Assigned task: Would you repeat all of the records underneath, exactly as written?

Source data:

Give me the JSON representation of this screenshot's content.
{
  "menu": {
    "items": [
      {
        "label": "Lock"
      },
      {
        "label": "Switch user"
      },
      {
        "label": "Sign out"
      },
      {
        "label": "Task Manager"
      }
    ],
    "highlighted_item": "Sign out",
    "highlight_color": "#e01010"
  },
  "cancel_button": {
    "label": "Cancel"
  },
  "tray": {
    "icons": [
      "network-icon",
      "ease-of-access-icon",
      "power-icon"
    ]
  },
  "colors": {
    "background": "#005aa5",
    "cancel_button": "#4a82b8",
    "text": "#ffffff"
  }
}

Result of this task:
Give me the JSON representation of this screenshot's content.
{
  "menu": {
    "items": [
      {
        "label": "Lock"
      },
      {
        "label": "Switch user"
      },
      {
        "label": "Sign out"
      },
      {
        "label": "Task Manager"
      }
    ],
    "highlighted_item": "Sign out",
    "highlight_color": "#e01010"
  },
  "cancel_button": {
    "label": "Cancel"
  },
  "tray": {
    "icons": [
      "network-icon",
      "ease-of-access-icon",
      "power-icon"
    ]
  },
  "colors": {
    "background": "#005aa5",
    "cancel_button": "#4a82b8",
    "text": "#ffffff"
  }
}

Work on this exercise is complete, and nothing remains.